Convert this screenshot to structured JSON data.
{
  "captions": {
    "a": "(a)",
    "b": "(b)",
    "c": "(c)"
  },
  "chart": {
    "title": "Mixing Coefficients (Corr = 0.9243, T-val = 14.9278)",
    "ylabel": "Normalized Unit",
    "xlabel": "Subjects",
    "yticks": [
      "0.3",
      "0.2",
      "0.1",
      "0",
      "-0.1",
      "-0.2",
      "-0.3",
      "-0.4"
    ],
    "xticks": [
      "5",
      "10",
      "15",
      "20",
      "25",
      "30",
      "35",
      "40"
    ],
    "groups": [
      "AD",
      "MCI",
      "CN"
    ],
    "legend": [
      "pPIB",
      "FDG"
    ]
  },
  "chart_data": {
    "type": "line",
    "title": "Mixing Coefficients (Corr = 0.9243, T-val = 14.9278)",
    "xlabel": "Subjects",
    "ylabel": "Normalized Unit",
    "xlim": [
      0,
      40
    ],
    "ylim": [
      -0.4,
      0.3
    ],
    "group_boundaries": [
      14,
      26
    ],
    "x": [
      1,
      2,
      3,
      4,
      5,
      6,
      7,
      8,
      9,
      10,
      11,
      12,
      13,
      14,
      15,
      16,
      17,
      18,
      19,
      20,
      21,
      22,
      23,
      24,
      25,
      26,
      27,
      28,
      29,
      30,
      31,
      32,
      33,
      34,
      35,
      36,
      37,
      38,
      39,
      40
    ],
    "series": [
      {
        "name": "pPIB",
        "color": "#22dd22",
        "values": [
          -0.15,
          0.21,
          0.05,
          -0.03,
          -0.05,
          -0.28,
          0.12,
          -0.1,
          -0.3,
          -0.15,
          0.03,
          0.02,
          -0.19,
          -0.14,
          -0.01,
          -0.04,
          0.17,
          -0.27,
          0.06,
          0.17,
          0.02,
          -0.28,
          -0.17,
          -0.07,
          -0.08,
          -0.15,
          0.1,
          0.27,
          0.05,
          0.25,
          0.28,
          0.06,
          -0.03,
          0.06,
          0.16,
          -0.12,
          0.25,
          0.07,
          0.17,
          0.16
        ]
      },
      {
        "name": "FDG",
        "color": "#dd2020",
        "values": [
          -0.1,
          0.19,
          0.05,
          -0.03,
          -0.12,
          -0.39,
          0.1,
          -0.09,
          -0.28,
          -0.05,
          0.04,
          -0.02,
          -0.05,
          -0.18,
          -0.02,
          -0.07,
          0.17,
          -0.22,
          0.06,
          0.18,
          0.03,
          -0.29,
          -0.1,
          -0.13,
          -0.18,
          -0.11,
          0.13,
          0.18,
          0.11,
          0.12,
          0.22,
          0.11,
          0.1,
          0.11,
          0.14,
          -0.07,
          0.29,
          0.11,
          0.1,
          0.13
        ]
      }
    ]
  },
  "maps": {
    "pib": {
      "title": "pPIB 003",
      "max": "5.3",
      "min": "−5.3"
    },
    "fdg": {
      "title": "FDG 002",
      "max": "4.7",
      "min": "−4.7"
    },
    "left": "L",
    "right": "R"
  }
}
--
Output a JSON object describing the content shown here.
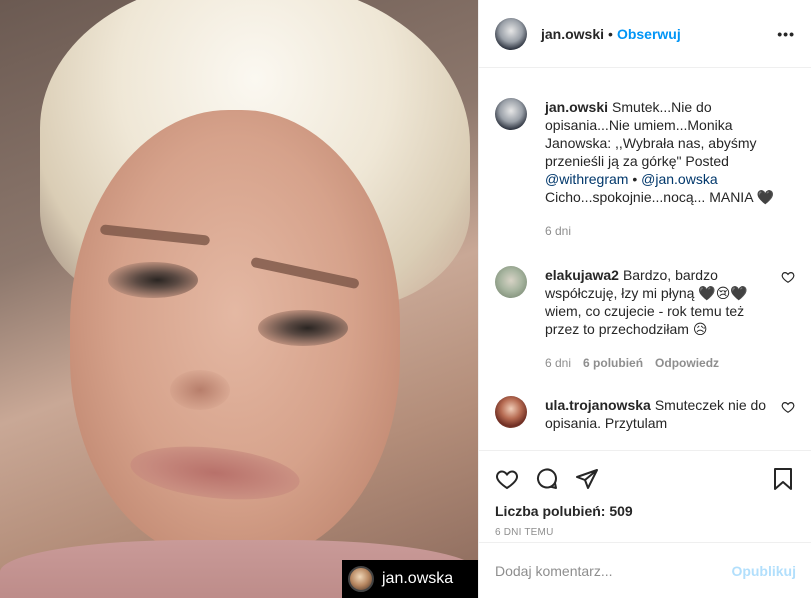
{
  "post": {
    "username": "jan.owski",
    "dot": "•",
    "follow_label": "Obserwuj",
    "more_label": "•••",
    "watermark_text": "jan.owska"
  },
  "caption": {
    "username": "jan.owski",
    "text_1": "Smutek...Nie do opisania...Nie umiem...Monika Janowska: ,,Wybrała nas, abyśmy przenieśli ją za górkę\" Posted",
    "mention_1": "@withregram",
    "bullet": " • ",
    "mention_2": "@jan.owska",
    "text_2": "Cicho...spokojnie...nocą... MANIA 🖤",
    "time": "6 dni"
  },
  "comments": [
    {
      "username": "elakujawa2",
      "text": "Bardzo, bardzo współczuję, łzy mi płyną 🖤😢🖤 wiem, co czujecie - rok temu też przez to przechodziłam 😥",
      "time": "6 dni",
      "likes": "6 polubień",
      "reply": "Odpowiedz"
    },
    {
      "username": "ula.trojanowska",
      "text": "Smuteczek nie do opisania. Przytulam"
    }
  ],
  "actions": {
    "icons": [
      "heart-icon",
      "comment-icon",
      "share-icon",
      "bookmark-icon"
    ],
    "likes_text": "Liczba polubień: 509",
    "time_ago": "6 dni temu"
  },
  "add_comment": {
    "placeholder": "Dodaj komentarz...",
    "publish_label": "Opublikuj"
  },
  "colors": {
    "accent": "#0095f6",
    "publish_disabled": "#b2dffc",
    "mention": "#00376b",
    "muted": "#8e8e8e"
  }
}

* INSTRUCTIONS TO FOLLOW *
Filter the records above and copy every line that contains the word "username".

* ANSWER *
    "username": "jan.owski",
    "username": "jan.owski",
      "username": "elakujawa2",
      "username": "ula.trojanowska",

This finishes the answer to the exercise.